iStock-865482464.jpg

Dan NjegomirDan NjegomirOctober 27, 20172min849

Earlier this week Complete Colorado’s Sherrie Peif looked at the latest Colorado municipality to consider going into the broadband business in order to give residents an alternative to the big providers.

The idea of municipally owned broadband has a distinct appeal for a lot of households and businesses — they’re lured by hopes of lower rates and faster speeds — and has fared variously with the local governments that have jumped into the fray. Peif’s account mulls the less-talked-about downside of such proposals — notably, the financial risks of a citizen-owned broadband venture going belly-up — and she interviews a skeptic of Fort Collins’s upcoming ballot proposal on the subject:

Fort Collins resident Sarah Hunt says the initiative is a huge risk for residents.

“Fort Collins wants to enter the ultra-competitive, quickly evolving broadband industry,” she said. “They haven’t shown they will out-maneuver some of the world’s biggest tech companies for decades to come. If they fail, every resident, not just subscribers will have to pay $17 per month, or over $2,420 for the life of the loan.

According to Peif, Fort Collins is one of 57 Colorado communities that previously opted out of a statewide prohibition on municipally owned broadband.

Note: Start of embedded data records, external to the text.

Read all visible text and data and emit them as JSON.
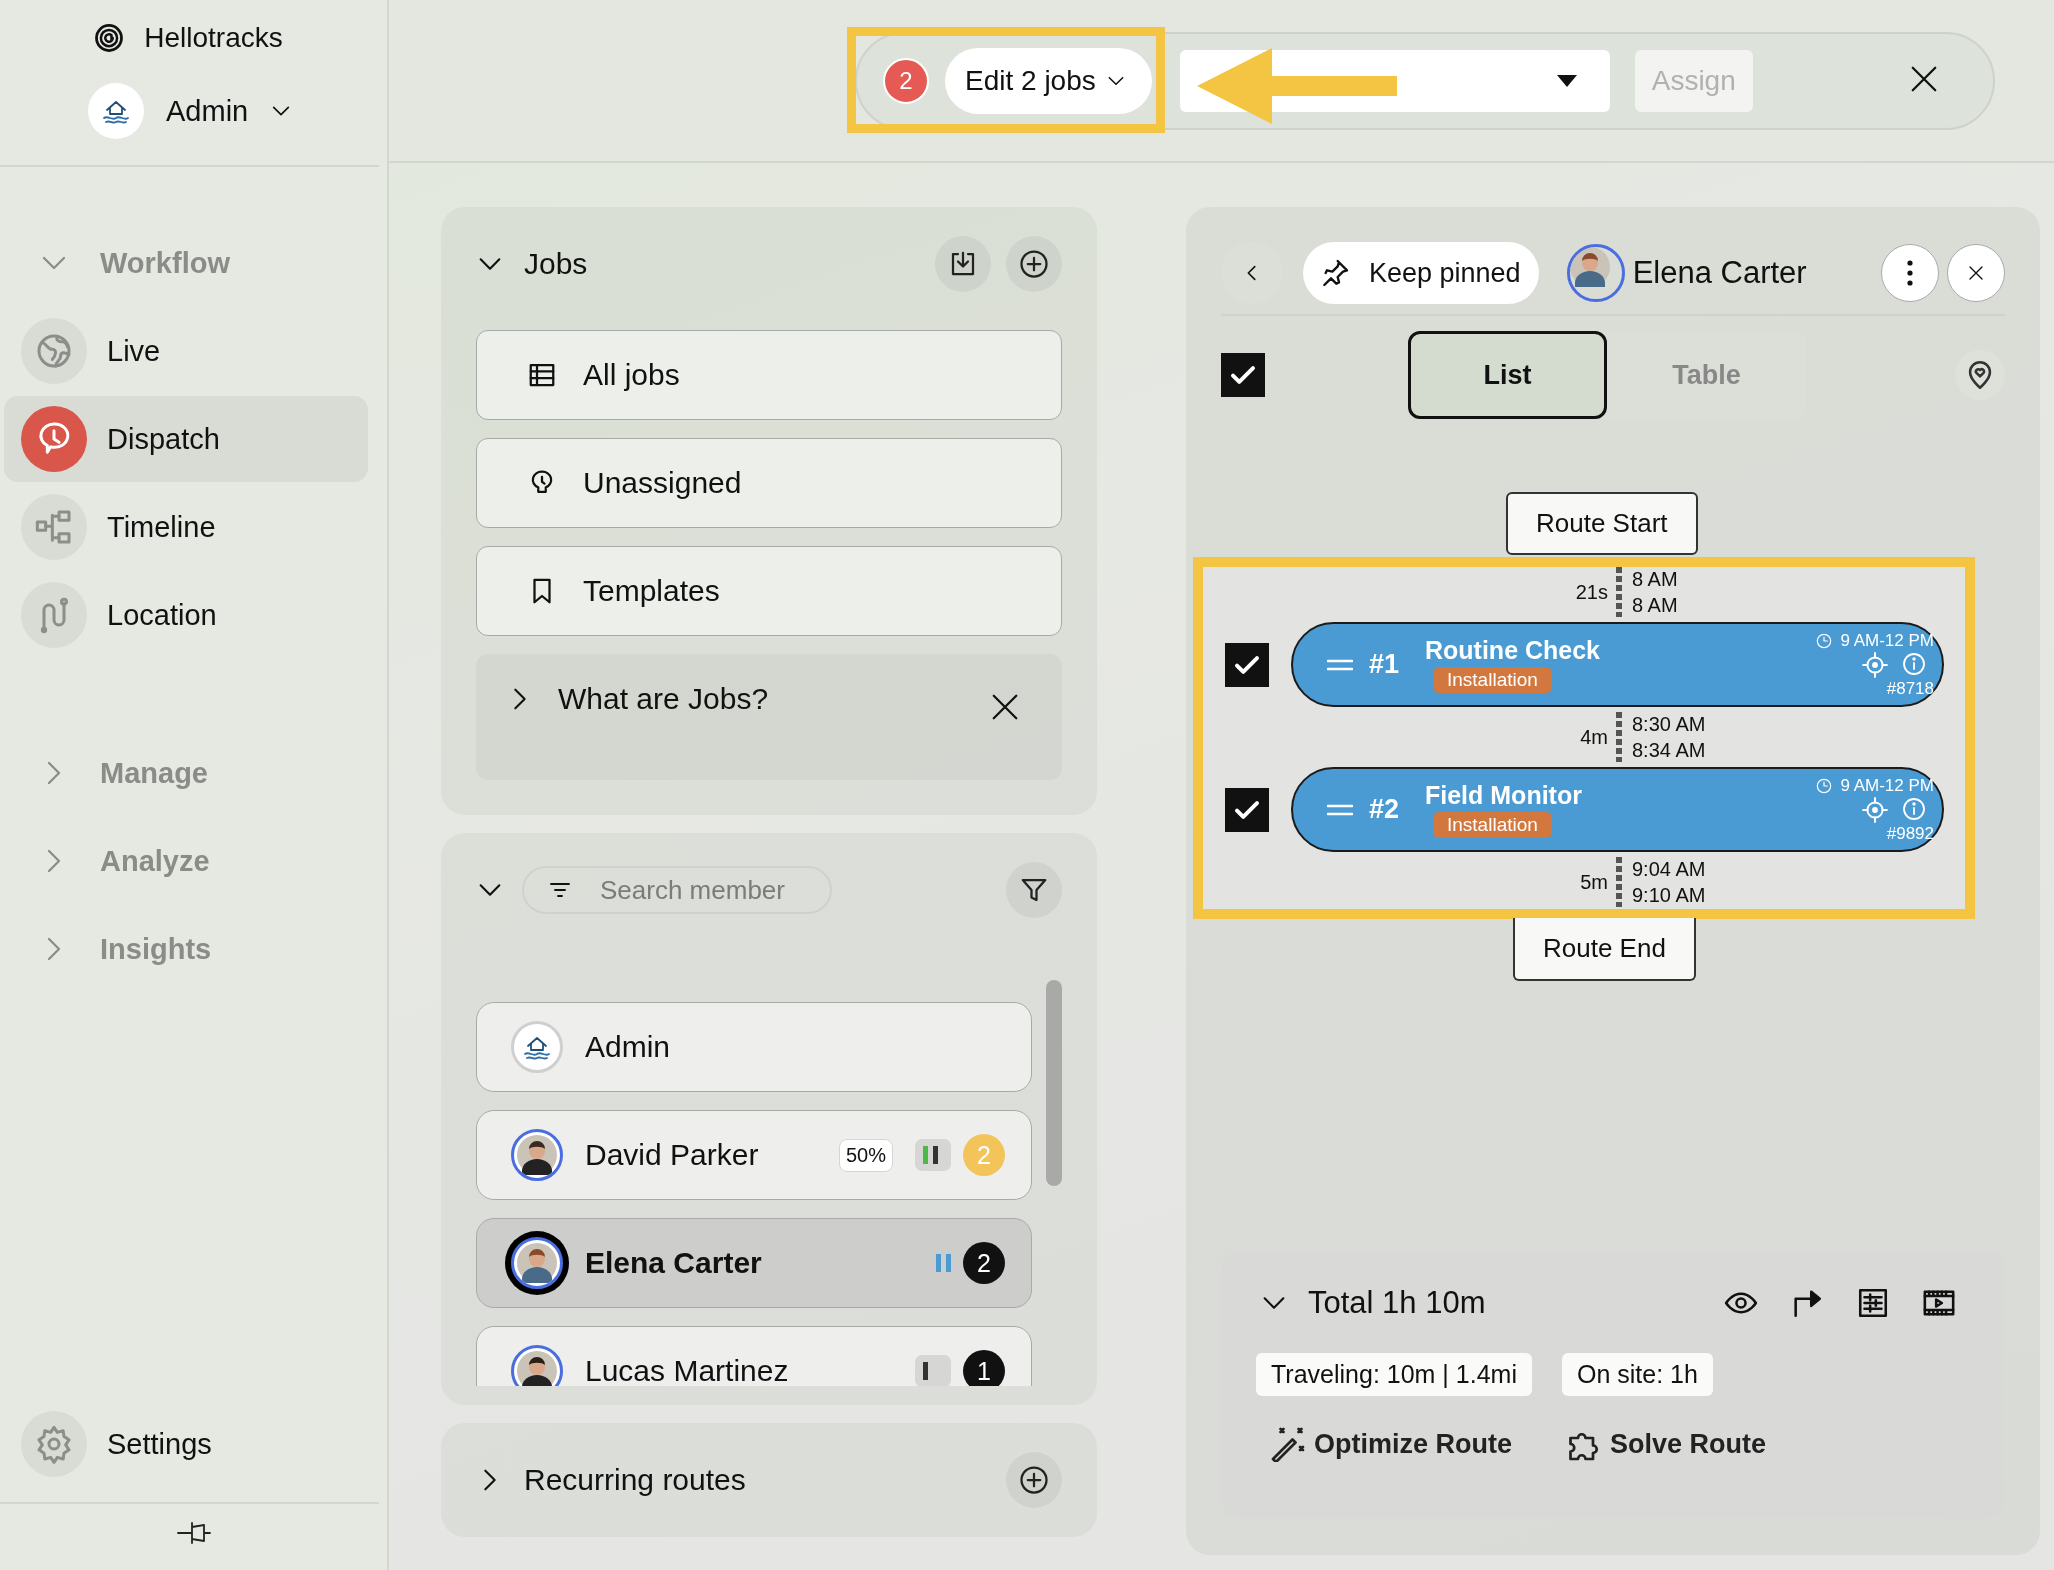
{
  "app": {
    "name": "Hellotracks",
    "account": "Admin"
  },
  "sidebar": {
    "groups": [
      {
        "label": "Workflow",
        "expanded": true,
        "items": [
          {
            "label": "Live",
            "selected": false
          },
          {
            "label": "Dispatch",
            "selected": true
          },
          {
            "label": "Timeline",
            "selected": false
          },
          {
            "label": "Location",
            "selected": false
          }
        ]
      },
      {
        "label": "Manage",
        "expanded": false
      },
      {
        "label": "Analyze",
        "expanded": false
      },
      {
        "label": "Insights",
        "expanded": false
      }
    ],
    "settings": {
      "label": "Settings",
      "selected": false
    }
  },
  "bulk_bar": {
    "selected_count": "2",
    "edit_button": "Edit 2 jobs",
    "assign_button": {
      "label": "Assign",
      "disabled": true
    }
  },
  "jobs_panel": {
    "title": "Jobs",
    "expanded": true,
    "items": [
      {
        "label": "All jobs"
      },
      {
        "label": "Unassigned"
      },
      {
        "label": "Templates"
      }
    ],
    "info_card": {
      "title": "What are Jobs?",
      "expanded": false
    }
  },
  "members_panel": {
    "expanded": true,
    "search": {
      "placeholder": "Search member"
    },
    "members": [
      {
        "kind": "company",
        "name": "Admin",
        "selected": false
      },
      {
        "kind": "person",
        "name": "David Parker",
        "selected": false,
        "utilization": "50%",
        "status_bars": [
          {
            "color": "#4cb944"
          },
          {
            "color": "#333333"
          }
        ],
        "count": {
          "text": "2",
          "color": "#f2c45a"
        }
      },
      {
        "kind": "person",
        "name": "Elena Carter",
        "selected": true,
        "status_bars": [
          {
            "color": "#4a9bd4"
          },
          {
            "color": "#4a9bd4"
          }
        ],
        "count": {
          "text": "2",
          "color": "#111111"
        }
      },
      {
        "kind": "person",
        "name": "Lucas Martinez",
        "selected": false,
        "status_bars": [
          {
            "color": "#333333"
          }
        ],
        "count": {
          "text": "1",
          "color": "#111111"
        }
      }
    ]
  },
  "recurring_routes": {
    "title": "Recurring routes",
    "expanded": false
  },
  "route_panel": {
    "keep_pinned": "Keep pinned",
    "member": "Elena Carter",
    "select_all": {
      "checked": true
    },
    "view_tabs": [
      {
        "label": "List",
        "selected": true
      },
      {
        "label": "Table",
        "selected": false
      }
    ],
    "route_start": "Route Start",
    "route_end": "Route End",
    "legs": [
      {
        "duration": "21s",
        "depart": "8 AM",
        "arrive": "8 AM"
      },
      {
        "duration": "4m",
        "depart": "8:30 AM",
        "arrive": "8:34 AM"
      },
      {
        "duration": "5m",
        "depart": "9:04 AM",
        "arrive": "9:10 AM"
      }
    ],
    "stops": [
      {
        "checked": true,
        "number": "#1",
        "title": "Routine Check",
        "tag": "Installation",
        "window": "9 AM-12 PM",
        "id": "#8718"
      },
      {
        "checked": true,
        "number": "#2",
        "title": "Field Monitor",
        "tag": "Installation",
        "window": "9 AM-12 PM",
        "id": "#9892"
      }
    ],
    "summary": {
      "expanded": true,
      "total": "Total 1h 10m",
      "chips": [
        "Traveling: 10m | 1.4mi",
        "On site: 1h"
      ],
      "actions": [
        "Optimize Route",
        "Solve Route"
      ]
    }
  }
}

Now, voters there will decide on Nov. 7 whether to allow Fort Collins officials to explore a fiber optic network of the city’s own.

Definitely worth a read; here’s the link again.



Joey BunchJoey BunchFebruary 22, 20172min217
The nipple should be free in Fort Collins. That is the ruling of a federal judge in Denver blocking city police from enforcing a ban on women baring their breasts in public. “Frankly, even if this ordinance were not on the books I doubt that women would be regularly walking through downtown Fort Collins with their breasts […]

This content is only available to subscribers.

Login or Subscribe


affordable-housing-090216-002-e1480690236674.jpg

Mike McKibbinMike McKibbinOctober 5, 20169min296

Many of Denver's community workers — teachers, patrol officers, janitors, licensed nurses and full-time retail associates — cannot afford to either rent or buy a home, according to a study released last week by the National Housing Conference. Commissioned by Housing Colorado, and a supplement to the NHC’s Paycheck to Paycheck Report, the study profiled the five professions in Boulder, Colorado Springs, Denver, Fort Collins, Greeley and Pueblo. It was designed to showcase how Colorado compared to other housing markets analyzed in the Paycheck to Paycheck Report.